The World Series of Poker has definitely become a hunting grounds for big name pros over the last few years, as more and more notable names are winning bracelets (and often more than one).
But there is still room for upsets and Cinderella stories at the WSOP, and that was proven on a couple of different occasions this weekend.
The $1,500 Dealers Choice event would seem like an event designed specifically for high-stakes professionals.
After all, when everyone takes turns picking a new game each round, and with 18 games on offer throughout the tournament, you’ll eventually have to play everything; have a couple of weak points or games you are unfamiliar with, and it is likely to come back to bite you before the tournament ends.
Sure enough, there were some big names at the final table. Robert Mizrachi was there, looking to win his second consecutive title in this event.
Chris Klodnicki was there too, looking to add to a resume that included over $8.2 million in career cashes by finally capturing his first gold bracelet.
But both of those luminaries would come up short in their quest.

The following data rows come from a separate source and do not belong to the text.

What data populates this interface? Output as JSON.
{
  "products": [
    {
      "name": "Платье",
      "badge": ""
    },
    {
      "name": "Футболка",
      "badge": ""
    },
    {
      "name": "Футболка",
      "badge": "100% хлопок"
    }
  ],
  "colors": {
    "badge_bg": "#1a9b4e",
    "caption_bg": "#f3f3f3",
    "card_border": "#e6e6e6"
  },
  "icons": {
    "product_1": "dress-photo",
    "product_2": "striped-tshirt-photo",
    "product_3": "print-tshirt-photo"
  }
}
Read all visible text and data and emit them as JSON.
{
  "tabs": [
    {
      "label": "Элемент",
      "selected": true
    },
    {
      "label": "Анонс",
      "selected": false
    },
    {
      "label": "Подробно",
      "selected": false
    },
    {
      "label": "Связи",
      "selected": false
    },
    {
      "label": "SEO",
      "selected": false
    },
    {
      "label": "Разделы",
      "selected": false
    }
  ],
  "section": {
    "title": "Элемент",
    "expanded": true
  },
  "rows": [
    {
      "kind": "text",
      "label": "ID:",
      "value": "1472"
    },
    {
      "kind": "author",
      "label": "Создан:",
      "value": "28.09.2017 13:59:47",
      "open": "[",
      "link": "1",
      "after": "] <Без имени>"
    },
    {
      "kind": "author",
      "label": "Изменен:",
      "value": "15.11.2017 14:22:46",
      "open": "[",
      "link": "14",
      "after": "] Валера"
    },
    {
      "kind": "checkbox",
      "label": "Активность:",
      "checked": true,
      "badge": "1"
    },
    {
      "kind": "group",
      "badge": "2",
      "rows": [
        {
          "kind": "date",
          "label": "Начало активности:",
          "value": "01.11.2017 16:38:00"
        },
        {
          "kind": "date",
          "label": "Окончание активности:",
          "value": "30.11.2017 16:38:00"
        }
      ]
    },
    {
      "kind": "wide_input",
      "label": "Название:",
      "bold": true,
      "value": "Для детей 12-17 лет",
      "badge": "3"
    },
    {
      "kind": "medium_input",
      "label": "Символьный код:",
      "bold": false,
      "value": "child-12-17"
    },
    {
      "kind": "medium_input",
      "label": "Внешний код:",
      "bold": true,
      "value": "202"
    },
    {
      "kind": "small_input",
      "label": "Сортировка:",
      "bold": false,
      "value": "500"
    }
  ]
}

And in their place, the most unlikely of winners emerged: Carol Fuchs, a screenwriter and film producer who is best known as one of the writers for the 2007 film No Reservations, starring Catherine Zeta-Jones and Aaron Eckhart.
Fuchs defeated Russia’s Ilya Krupin in heads-up play to secure her first ever WSOP bracelet and the $127,735 prize that went along with it.
It was an incredible accomplishment for the part-time poker player who had just one previous cash at the WSOP, a small score in last year’s Six-Handed Ten Game Mix event.
The win made Fuchs the first female bracelet winner of 2015, and the first in an open event since Vanessa Selbst won a bracelet in last year’s World Series.
Fuchs said that while she was just as surprised as anyone else at her win, it wasn’t exactly a fluke: she has played most of the games before, though a few, like “Big O” (five-card Omaha), were new to her. She also felt as though her status as an amateur may have given her a leg up and some points.
“When I was playing at the final table, I really felt comfortable,” Fuchs said after her win. “It’s fun for me. It’s not a payday.”
Jason Mercier went into heads-up play in the $10,000 Pot Limit Omaha Championship with a chip lead and dreams of winning his second bracelet of the summer.
Two hands later, he was out of the tournament, and Denmark’s Alexander Petersen had not only collected his first WSOP cash, he had won his first bracelet in one of the year’s toughest events.
Petersen doubled through Mercier on the first hand of heads-up play and eliminated his opponent on the second hand to win the title and a $927,655 prize. It was a quick end to what had been a long final table, stunning onlookers who were just settling in for a heads-up battle.
While Petersen isn’t well-known in live poker, he is a long-time online pro that specializes in Pot Limit Omaha, meaning his victory wasn’t nearly as unlikely as it may appear at first glance. Still, this was the biggest win of his career, and it came in part due to the increased focus he put into this event.
“Coming to Las Vegas was always a break for me,” Peterson told reporters, explaining his lack of World Series cashes until this point. “This is the first event I played here where I really took it seriously, and it paid off.”